publishing date
type
Contribution to journal
publication status
published
keywords
Adenocarcinoma/genetics, Female, Humans, Male, Neoplasms/genetics, Sex Ratio, Thyroid Neoplasms/genetics
in
International Journal of Cancer
volume
102
issue
2
pages
4 pages
publisher
John Wiley & Sons
external identifiers
  • pmid:12385016
  • scopus:0037058311
ISSN
0020-7136
DOI
10.1002/ijc.10676
language
English
LU publication?
no
id
3f7d0bd8-5564-437a-b506-734f2d68eba6
date added to LUP
2019-01-30 11:58:50
date last changed
2019-11-27 03:01:44
@article{3f7d0bd8-5564-437a-b506-734f2d68eba6,
  abstract     = {<p>Very limited data are available on sex ratios in familial cancer. Such data would be valuable in the assessment of sex chromosome effects and of interactions between background and familial rates.

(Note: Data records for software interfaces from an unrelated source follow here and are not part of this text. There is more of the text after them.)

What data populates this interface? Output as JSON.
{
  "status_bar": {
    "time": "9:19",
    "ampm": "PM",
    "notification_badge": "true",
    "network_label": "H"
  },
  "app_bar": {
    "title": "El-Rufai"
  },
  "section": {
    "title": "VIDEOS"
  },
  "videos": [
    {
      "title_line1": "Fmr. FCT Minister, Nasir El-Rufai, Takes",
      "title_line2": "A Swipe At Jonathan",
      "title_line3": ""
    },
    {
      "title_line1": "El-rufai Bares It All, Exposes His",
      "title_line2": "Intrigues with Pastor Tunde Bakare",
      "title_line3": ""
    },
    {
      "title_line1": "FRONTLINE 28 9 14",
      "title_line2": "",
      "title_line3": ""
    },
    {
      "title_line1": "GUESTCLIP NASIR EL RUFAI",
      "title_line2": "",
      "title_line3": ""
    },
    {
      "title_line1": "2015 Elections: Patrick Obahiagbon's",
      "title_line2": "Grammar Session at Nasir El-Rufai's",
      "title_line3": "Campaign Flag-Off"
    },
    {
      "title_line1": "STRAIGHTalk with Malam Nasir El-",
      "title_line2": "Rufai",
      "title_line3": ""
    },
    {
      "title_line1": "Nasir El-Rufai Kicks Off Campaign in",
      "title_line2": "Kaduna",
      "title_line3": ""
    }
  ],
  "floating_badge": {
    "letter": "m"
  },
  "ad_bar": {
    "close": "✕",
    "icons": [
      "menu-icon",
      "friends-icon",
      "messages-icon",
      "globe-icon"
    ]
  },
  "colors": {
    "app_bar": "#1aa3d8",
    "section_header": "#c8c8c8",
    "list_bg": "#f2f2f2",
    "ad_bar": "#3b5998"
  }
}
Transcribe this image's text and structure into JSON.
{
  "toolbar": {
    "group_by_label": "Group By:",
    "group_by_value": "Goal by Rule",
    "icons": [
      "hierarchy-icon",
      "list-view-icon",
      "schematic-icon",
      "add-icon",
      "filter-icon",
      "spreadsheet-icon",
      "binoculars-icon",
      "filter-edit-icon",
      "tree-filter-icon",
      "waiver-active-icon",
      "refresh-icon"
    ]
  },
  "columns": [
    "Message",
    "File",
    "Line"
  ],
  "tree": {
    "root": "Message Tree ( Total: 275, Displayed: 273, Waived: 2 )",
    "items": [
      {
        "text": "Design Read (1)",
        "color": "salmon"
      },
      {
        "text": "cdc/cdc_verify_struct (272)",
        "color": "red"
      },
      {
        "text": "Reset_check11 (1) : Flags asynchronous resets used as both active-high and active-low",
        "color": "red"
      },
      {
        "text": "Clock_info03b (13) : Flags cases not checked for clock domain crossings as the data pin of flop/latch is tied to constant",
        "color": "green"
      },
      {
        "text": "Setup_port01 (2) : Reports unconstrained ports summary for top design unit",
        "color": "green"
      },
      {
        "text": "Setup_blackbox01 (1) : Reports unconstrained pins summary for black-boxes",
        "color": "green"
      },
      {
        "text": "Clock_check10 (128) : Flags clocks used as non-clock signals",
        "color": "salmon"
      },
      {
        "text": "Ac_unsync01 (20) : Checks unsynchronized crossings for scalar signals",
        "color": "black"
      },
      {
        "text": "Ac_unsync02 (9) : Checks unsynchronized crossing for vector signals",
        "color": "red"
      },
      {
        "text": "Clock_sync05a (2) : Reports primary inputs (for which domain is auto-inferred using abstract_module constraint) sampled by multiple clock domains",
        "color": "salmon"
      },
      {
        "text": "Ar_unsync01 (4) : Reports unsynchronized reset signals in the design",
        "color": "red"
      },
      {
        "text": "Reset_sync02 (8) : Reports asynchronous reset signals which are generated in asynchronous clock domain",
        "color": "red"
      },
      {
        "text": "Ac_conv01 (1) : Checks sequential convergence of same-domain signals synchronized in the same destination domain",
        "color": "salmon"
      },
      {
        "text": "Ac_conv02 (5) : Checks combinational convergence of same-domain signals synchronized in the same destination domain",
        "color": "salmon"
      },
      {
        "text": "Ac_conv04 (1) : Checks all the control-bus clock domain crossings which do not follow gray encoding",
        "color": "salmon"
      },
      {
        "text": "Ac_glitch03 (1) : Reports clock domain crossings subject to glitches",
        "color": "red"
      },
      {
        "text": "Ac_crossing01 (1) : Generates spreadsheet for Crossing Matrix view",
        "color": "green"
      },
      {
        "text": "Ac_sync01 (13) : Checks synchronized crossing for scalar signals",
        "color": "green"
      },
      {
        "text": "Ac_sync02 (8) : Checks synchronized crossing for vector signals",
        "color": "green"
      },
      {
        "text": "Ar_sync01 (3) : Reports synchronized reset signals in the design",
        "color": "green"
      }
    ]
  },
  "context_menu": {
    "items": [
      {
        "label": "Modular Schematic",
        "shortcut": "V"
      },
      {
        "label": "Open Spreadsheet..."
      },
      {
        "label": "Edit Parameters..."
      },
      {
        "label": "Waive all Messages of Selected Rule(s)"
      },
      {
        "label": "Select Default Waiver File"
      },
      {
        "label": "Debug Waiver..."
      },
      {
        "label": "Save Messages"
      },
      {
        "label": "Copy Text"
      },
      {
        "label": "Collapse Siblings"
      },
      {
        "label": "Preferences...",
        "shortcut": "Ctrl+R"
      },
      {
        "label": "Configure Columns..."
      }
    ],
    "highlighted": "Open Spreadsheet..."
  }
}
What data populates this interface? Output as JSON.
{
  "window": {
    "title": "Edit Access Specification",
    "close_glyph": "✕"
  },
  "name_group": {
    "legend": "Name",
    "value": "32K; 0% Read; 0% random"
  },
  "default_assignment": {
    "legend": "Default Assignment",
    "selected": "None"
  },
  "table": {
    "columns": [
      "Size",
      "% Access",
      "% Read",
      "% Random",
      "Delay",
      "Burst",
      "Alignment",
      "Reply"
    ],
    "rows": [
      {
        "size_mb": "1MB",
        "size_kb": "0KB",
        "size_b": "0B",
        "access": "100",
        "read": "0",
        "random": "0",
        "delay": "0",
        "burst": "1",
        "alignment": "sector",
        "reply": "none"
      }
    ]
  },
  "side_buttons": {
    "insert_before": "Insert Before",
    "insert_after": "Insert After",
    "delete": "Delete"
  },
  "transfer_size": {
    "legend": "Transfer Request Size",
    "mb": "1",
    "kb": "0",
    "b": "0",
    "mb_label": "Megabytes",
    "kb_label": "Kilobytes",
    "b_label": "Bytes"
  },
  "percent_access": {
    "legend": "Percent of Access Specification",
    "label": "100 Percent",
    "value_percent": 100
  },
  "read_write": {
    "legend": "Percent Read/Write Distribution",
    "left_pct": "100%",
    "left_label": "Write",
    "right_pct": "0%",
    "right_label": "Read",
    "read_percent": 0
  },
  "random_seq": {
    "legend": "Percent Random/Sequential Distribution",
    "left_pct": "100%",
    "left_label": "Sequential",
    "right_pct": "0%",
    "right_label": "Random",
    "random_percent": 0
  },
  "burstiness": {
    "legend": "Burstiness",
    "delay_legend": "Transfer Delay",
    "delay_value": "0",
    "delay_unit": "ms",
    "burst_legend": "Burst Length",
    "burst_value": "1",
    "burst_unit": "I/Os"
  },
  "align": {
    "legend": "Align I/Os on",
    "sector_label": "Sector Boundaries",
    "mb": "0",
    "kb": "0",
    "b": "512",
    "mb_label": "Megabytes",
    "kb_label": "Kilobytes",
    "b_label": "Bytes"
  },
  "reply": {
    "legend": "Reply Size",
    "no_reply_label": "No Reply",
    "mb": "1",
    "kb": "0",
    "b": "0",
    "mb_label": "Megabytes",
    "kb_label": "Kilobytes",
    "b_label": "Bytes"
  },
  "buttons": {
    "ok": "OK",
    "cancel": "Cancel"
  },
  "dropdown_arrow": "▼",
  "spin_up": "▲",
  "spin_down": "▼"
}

We used the nationwide Swedish Family-Cancer Database on 10.2 million individuals and over 1 million neoplasms to analyze familial risks for male and female offspring by paternal and maternal concordant cancer. Sex ratios for familial cancer were derived for cancer at 15 sites shared by men and women. At 14 sites the sex ratio (male/female) for familial relative risk ranged between 0.78 and 1.41, with no evidence of sex preference, suggesting that sex chromosomes do not contribute to a noticeable extent to familial risks. Furthermore, in cancers where the background incidence varied extensively by sex, such as bladder cancer (sex ratio 2.82) and nonthyroid endocrine tumors (0.65), the familial effect was proportionate to the background incidence and the familial sex ratio was close to unity. In thyroid cancer, the familial sex ratio was 2.48 (1.54-3.98) and the background incidence ratio was 0.31. This was the first evidence of an inverse sex ratio in primary cancer, i.e., higher familial risk in the gender of low background risk. The high familial ratio, 2.85 (95% CI: 1.35-6.03), was due to thyroid adenocarcinoma, encompassing both papillary and follicular types.</p>},
  author       = {Hemminki, Kari and Li, Xinjun},
  issn         = {0020-7136},
  language     = {eng},
  month        = {11},
  number       = {2},
  pages        = {7--184},
  publisher    = {John Wiley & Sons},
  series       = {International Journal of Cancer},
  title        = {Gender effects in familial cancer},
  url          = {http://dx.doi.org/10.1002/ijc.10676},
  doi          = {10.1002/ijc.10676},
  volume       = {102},
  year         = {2002},
}